The Swiss drugmaker initially announced intentions to spin off the business in August, offering stakeholders one Sandoz share for every five Novartis shares via a dividend-in-kind distribution.
Narasimhan told CNBC that the company had accelerated its efforts over the last six years to “focus Novartis as a pure play innovative medicines company.”
Pure play companies refer to entities that target a single product or industry sector.
“Over the last six years, we’ve done over $100 billion of transactions. We exited consumer health to create one of the largest consumer health companies, exited Alcon in the largest public market spin in European capital markets, we exited our Roche stake,” Narasimhan told CNBC’s Julianna Tatelbaum.
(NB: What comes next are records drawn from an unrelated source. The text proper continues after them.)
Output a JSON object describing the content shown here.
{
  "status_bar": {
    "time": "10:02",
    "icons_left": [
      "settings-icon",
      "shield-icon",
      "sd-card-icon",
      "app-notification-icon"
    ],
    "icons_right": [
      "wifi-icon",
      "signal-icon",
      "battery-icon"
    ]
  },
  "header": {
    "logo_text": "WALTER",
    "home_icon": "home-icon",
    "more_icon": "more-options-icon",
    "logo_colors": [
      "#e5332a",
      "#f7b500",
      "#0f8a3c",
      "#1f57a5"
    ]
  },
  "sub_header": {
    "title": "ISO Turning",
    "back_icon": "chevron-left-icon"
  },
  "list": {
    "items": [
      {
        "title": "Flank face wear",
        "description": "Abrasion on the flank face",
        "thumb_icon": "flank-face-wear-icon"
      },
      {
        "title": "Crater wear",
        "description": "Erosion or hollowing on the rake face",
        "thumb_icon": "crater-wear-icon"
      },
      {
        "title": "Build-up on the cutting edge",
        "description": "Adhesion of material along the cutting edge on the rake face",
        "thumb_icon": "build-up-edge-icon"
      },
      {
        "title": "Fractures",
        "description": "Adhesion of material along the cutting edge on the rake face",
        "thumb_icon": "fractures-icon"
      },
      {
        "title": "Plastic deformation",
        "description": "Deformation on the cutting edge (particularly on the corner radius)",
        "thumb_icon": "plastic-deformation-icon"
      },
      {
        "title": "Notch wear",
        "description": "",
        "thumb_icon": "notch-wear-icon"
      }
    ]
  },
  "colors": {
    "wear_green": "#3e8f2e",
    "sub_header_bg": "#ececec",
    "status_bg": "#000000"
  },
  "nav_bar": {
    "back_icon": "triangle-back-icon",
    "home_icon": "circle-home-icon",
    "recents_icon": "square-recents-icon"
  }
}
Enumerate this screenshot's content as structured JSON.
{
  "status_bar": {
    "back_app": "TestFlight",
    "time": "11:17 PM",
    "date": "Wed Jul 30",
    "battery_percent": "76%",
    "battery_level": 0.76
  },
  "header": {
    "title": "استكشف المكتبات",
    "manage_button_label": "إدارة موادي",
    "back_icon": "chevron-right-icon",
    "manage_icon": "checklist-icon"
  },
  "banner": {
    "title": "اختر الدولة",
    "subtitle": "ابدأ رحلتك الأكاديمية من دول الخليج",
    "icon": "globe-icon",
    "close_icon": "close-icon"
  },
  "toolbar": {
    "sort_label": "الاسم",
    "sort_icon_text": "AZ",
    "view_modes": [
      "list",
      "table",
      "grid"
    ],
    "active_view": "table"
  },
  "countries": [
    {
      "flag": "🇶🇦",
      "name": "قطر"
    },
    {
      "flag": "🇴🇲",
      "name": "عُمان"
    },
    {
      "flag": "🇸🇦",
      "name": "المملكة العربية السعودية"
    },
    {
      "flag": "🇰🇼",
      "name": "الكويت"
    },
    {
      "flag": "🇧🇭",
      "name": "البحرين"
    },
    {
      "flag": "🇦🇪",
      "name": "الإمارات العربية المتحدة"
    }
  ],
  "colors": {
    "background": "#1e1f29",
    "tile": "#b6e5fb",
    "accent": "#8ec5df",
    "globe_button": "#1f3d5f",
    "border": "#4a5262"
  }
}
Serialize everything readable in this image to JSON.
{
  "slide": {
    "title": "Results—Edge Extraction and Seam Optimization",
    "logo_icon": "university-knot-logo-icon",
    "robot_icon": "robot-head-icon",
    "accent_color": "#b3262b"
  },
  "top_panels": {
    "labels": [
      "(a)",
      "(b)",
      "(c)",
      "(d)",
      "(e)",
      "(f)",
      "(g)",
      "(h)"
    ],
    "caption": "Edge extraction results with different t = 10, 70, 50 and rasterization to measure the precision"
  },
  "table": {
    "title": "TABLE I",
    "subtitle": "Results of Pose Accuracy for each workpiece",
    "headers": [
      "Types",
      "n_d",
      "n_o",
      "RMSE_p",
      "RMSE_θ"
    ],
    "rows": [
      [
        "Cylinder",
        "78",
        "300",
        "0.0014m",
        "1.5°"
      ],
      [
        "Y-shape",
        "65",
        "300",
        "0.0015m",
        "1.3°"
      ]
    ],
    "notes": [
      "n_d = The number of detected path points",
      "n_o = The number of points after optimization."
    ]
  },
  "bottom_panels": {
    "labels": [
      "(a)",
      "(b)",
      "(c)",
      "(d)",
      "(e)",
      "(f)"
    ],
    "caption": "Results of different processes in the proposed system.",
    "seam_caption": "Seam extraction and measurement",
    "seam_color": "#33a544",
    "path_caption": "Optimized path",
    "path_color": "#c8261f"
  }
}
“Now we spin [off] Sandoz, and what is left now is really where I think Novartis is best suited to succeed in the long run — a pure play innovative medicines company focused on bringing R&D efforts and the new medicines we create to markets around the world.”
Novartis shares climbed more than 3% in early trade in Zurich to lead the pan-European Stoxx 600 index.
Novartis also reiterated its full-year guidance, with sales expected to grow in a high single-digit percentage and with core operating income set to grow in the low double digits to mid-teens.
In a statement alongside the Wednesday announcement, Narasimhan said this was a “truly historic moment for Novartis and Sandoz” as they begin life as independent companies.
“With several consecutive quarters of sales growth, Sandoz starts out from a position of strength as a global leader in Generics and Biosimilars, and I am confident they are poised to deepen their impact on patients and society,” he added.
Jefferies analysts have valued the Sandoz listing at between $12.3 billion and $16.2 billion, when the company begins trading on Wednesday.
Sandoz CEO Richard Saynor also on Wednesday told CNBC that the spinoff would help his company focus its own strategy, which includes a pipeline of 25 biologics projects, with five more set to launch over the next two years.
“Ultimately, it’s about focus. Sandoz is the world’s largest generics and biosimilars company, and now, by becoming an independent company, we can focus on how we grow that business, how we bring more products to patients, and really continue to build on the momentum that we’ve created over the last couple of years,” Saynor told CNBC on Wednesday.
Saynor said the company’s broad aims are to continue to build on the sales momentum of the last seven quarters, expanding the profit margin over the next few years and driving free cash flows.
Around half of Sandoz revenues come from Europe, which Saynor said gives the company a “huge platform to grow.”
“We’ve invested heavily in our biologics pipeline, so, as we sit here today, we have 25 projects in our pipeline, and we’re in the process of launching about five over the next two years,” Saynor said.
“We’ve guided [that] around $3 billion of sales will come from our new pipeline, which is more than twice what we’ve seen over the previous five years, and we’re expecting half to come from biosimilars and half of the growth in total will now come from North America, so we’ll see the U.S. business starting to accelerate over the next few years.”